We can get a glimpse of what freedom might actually be beyond the relative conventional scientific assertion (conventional philosophy; theological and ideological rhetoric; mistaken ((the weak)) postmodernism) when we think about the various social scientists and psychologist’s developmental models of morality. Very few people, they suppose, reach what we could call the “higher” stages of moralistic thinking (moralistic thinking reflects a kind of intellectual ability or capacity). And yet most everyone likes to think of themselves as though they are of this higher bracket of thinking.

Nevertheless, only a few people really have the ability or capacity to think about the world in this “higher” kind of moralistic manner. These few people are able to formulate sentences and meanings (structure discourse) of this “higher” manner of being able to perceive the world in what it does, and in so indeed speak of something that is common to the human creature. Those who do not think through this manner (have this moral capacity), though, who reside within a “lower” stage which is basically, for lack of a better term, being law abiding and having a sense of good that comes from absolutes (relativity is an absolute in as much as relativity must mean or indicate a definite quality absolutely and not just relatively) see or otherwise understand that transcendental essences are being expressed in these discourses, such as the topics that the Socratic dialogues entertained, e.g. justice, virtue and such; most people fall into this latter general category of being, to various degrees of ability and development, law-abiding and having essential truths based in good and bad, right and wrong, etc.
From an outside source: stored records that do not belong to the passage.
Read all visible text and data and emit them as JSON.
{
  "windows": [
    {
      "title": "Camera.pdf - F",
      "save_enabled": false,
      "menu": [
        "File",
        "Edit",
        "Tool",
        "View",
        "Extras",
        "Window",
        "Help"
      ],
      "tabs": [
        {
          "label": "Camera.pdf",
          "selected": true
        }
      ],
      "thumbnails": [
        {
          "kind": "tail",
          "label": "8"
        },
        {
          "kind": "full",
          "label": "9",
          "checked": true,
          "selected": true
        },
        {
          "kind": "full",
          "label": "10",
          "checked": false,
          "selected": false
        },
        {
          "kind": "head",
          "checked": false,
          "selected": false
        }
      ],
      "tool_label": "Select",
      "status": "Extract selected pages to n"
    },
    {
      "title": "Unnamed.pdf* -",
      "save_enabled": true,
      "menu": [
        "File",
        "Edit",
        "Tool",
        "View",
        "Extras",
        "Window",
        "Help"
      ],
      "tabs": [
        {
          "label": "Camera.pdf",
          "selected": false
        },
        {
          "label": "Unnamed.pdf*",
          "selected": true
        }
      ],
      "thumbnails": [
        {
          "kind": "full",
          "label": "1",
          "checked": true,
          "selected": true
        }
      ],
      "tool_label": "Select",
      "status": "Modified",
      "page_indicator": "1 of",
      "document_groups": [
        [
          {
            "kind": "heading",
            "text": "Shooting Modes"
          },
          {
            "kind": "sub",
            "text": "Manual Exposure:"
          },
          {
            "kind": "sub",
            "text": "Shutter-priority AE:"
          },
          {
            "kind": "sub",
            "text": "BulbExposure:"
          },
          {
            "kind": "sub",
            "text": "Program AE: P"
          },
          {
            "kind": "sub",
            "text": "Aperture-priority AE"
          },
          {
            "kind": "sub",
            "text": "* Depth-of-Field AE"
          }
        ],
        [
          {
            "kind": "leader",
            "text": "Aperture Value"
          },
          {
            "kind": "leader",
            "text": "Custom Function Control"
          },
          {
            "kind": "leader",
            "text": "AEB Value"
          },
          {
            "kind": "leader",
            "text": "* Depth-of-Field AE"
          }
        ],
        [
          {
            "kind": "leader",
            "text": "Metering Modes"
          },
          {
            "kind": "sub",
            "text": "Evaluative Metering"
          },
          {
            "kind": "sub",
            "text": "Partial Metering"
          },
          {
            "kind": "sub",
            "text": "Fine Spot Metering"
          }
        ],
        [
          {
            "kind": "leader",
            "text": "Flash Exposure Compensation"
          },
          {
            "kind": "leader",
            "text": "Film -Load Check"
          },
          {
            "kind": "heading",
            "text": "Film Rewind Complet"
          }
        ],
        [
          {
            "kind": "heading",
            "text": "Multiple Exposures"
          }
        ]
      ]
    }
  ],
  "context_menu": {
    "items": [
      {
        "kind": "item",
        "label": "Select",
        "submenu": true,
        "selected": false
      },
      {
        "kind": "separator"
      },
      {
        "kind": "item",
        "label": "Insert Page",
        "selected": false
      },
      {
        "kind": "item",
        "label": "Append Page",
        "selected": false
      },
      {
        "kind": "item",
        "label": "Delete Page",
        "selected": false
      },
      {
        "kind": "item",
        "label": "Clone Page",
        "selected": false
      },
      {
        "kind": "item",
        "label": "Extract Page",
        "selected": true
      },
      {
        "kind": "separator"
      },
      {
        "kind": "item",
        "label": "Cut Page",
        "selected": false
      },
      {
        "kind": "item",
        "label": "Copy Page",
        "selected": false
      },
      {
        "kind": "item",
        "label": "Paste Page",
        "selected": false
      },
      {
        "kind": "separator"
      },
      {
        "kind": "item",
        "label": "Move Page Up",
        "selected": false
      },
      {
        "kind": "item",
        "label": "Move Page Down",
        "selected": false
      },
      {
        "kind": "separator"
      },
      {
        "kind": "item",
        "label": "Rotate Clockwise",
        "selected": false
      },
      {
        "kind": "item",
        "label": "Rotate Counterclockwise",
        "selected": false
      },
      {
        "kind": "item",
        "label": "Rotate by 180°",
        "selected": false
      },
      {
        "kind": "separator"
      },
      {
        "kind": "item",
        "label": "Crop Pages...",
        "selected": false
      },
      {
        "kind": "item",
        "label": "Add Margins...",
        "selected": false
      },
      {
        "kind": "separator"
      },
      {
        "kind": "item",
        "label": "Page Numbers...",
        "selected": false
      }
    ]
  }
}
After not too long, the appropriation of the “higher” discourse into the law abiding scheme defines a technological space which forbids the delineation of a human being which is not entirely encompassed by the technological ideal of free agency. Nietzsche said as much: Technology equivocates humanity to the lowest common manner, all the while allowing for the “Idols” of equivocation to take control of the common agents. This is Nietzsche’s meaning of enslavement, or the slave mentality. Because the former “higher” order of “moralism”, being communicated in a particular manner, draws their natural attentions to what is good and just (viewed as essential or absolute categories), such people begin to behave in such a manner that these discourses seem to be advocating. They do this unthoughtfully and automatically as part of their critical process; that is, these higher discourses appear to them to be communicating a rationality of the absolute (unrecognized in-self reflection: the view of conventional faith). Yet, such people really do not understand this “other way” of understanding the world through a broadened moralistic intelligence, thus de facto do not have the ability to think through these discourses nor really what these kind of discourses mean or are indicating in themselves, and thus take these discourses as indicating elaborations upon what is right and wrong, good and bad in essence; In short, they take these discourses as being a discussion about absolutes or essences of law.

This is the significance of technology: Two manners of viewing technology inform human beings, or what we could now rightly call, world citizens, as to what is true and real. One manner understands its freedom as an essential tenet of being human given the conditions of free agency to manipulate and develop useful technologies, which then function as a closed system or ideology which supports the ideal of the free agent. Another manner speaks truthfully about what is occurring in the actual relationship with technology that is being human in the world. The latter’s use of discourse thus (sometimes inadvertently, but more often with intension) serves to consolidate the technological authority’s ability and capacity to control agents through refining the ideal of freedom. In other words, most people are enslaved and have no actual ability to enact any effective countermeasures to abort such confining motion because the nature of their intellectual capacity prevents them from truly grasping that situation by which they indeed are being human in the world.

It really is an ignorant bliss disguised by intellectual complexity and sophistication (sophistry).